Huzzah! Data! Everyone loves data! So now we can check the status of our sensors, read data from them, and log it to disk (to the tune of roughly 25MB/year with these sensors.) Presuming we’re running as root at the time. Which is… sort of really not great. We want any user to be able to see this data, but we don’t actually want to let any user access the serial port, or it could mess up the script trying to use it.

The last script is “sens”, because I wanted a short name. It doesn’t actually read the sensors, which it wouldn’t be able to as a normal user, but it DOES give you the last line of each log file. So your data could be up to a minute old, but it’s the most recently collected data by the logger. It’s an imperfect solution.


tail -n1 /logs/temperature.log

tail -n1 /logs/humidity.log

tail -n1 /logs/flame.log

…I didn’t say it was complicated. So now we can read sensor data, sort of, without having to be a superuser at the time. Its output looks like this. It could be a bit cleaner, but I can tell which number is which sensor pretty easily.

Screen Shot 2017-12-19 at 2.02.10 PM.png
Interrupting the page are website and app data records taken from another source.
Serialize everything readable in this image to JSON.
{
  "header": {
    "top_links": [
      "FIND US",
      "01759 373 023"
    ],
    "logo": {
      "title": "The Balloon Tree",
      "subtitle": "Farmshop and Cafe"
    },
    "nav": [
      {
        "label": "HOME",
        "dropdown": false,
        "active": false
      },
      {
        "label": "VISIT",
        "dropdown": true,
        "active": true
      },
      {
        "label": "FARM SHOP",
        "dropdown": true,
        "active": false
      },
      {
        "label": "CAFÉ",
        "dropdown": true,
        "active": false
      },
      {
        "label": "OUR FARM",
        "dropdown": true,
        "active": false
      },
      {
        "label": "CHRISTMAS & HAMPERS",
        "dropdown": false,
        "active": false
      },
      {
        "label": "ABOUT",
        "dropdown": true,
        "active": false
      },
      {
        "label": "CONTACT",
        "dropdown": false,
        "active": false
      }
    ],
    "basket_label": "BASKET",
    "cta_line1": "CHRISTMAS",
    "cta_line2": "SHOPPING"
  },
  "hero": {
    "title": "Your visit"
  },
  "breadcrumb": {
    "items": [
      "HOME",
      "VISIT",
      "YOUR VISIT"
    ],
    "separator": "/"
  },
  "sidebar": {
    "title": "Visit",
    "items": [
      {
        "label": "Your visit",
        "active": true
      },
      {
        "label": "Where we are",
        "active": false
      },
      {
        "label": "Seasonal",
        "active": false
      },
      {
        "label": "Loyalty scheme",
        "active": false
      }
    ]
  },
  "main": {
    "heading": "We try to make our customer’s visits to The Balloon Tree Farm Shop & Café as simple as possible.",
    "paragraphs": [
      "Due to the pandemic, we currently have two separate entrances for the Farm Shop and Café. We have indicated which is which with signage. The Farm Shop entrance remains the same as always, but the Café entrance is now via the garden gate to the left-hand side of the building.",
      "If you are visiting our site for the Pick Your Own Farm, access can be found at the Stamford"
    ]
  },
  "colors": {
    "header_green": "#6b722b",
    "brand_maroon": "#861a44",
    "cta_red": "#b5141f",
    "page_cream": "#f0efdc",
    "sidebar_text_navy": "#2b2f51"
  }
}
And that’s pretty much it, up until now. More construction-related projects are occupying my free time at the moment, and it does what I need it to at this very second, which is just read and log temperature and humidity.

For the more DIY-oriented among you, this is all you need, once you can get sensor data from a regular user account, you can do all sorts of things with it. Graph it, analyze it, e-mail it to yourself every 12 hours if you’re a nervous parent.

Likely additions this week include using a big-kid database instead of a flat file, archiving old data (do you really need to know how humid it was 119 days ago?), and setting some basic range alarms on the Pi to trigger… well, I’m not sure yet. Of course at this point I should probably advise everyone not to work with line voltage unless they’re experienced and comfortable with it, and not to leave any line-voltage-using DIY creation unattended unless you’re very confident in it.

For the less DIY-oriented, I’ll be doing some more actual useful things with the data in the coming days once I have a wee bit more time. I may even offer some pre-built units for sale! Stay tuned!

Hot tip: Does your Pi keep dropping the wifi connection after a while? Possible solution here! (Worked for me!)